1. Shapereader is an experimental way of storytelling purely through tactile-sensory graphics. Designed by Ilan Manouach, these graphics are mostly meant to be read by blind or visually impaired readers. Shapereader indexes the 210 different shapes and patterns; these are divided into different groups such as characters, props, settings, actions, and affections. The first actual graphic novel is titled Arctic Circle, a 57-page original relating the story of two climatologists digging in the North Pole searching for patterns of climatic change inscribed on ice columns.
2. The Poetry Society of New York partnered up with the Parks Deparment to install The Typewriter Project: The Subconscious of the City, a wooden shack inviting anyone to contribute to a collaborative poem.

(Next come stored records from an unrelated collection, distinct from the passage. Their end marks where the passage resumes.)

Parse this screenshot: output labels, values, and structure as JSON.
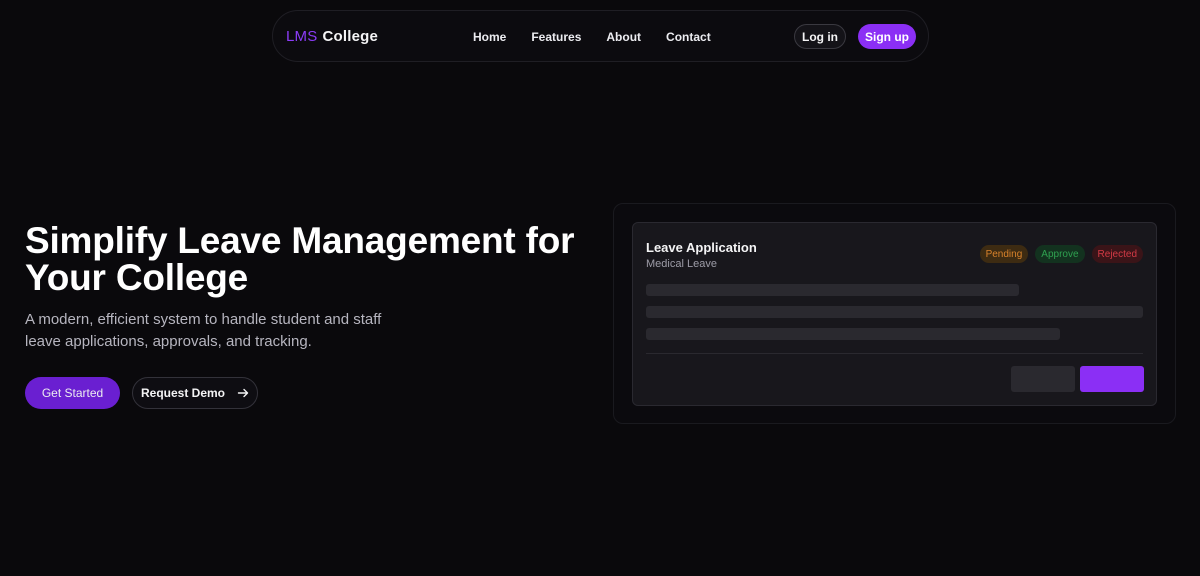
{
  "nav": {
    "brand_prefix": "LMS",
    "brand_name": "College",
    "links": [
      "Home",
      "Features",
      "About",
      "Contact"
    ],
    "login_label": "Log in",
    "signup_label": "Sign up"
  },
  "hero": {
    "title": "Simplify Leave Management for Your College",
    "subtitle": "A modern, efficient system to handle student and staff leave applications, approvals, and tracking.",
    "primary_cta": "Get Started",
    "secondary_cta": "Request Demo"
  },
  "preview": {
    "title": "Leave Application",
    "subtitle": "Medical Leave",
    "badges": [
      "Pending",
      "Approve",
      "Rejected"
    ]
  },
  "colors": {
    "accent": "#8b2ff5",
    "pending": "#d9822b",
    "approve": "#2fa150",
    "rejected": "#d23a45"
  }
}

The typewriter is outfitted with a 100-foot paper scroll and a equipped to transmit all submissions to a website, with the most recent post being: “mouthspine moonprow kitten bitten forwardness a kind of scent”.
3. Yayoi Kusama illustrates Hans Christian Andersen’s The Little Mermaid.
4. The highly realistic and detailed paintings of Casey Gray.
5. An exhibit of Fritz Scholder’s work was recently on display at the Phoenix Art Museum. Scholder was one of the first Native Americans to be recognized for his significant contributions as a contemporary artist (beginning in the late 1960s). His colorful and abstract pop art paintings challenged the cultural stereotypes surrounding American Indians.
6. Using wire mesh and colorful rope, artist Raquel Rodrigo, is creating urban embroidered installations around the walls of Madrid.
7. If you go to Sigalit Landau’s portfolio website, you’ll find an entire page dedicated to salt. Sigalit has a love affair for the Dead Sea. In her piece, Salt Bride, a 19th century dress was weighted and submerged in the waters of the Dead Sea. Overtime, the salt crystallizes on the fibers of the dress.
8. A 36-foot long by 13-feet wide mosaic was recently discovered in Cyprus. This particular mosaic is the first of its kind found in Cyprus and depicts a 4-chariot race in great detail with the names of the racers and even some horses. There are even some bystanders, one holding a vessel of water and the other brandishing a whip.
9. Annie Vought has an obsession with handwriting and letter writing, which has blossomed into large-scale paper installations of intricately hand-cut letters.
10. Graviky Labs, an India-based research company, has developed a way to turn exhaust from cars into a line products for artists. The device known as Kaalink, is placed on a exhaust pipe to capture pollutants without comprising the vehicle’s performance. The soot is then stripped of its carcinogens yielding a purified, carbon-based pigment, which is then transformed into pens, spray paint and oil-based paints marketed as Air Ink.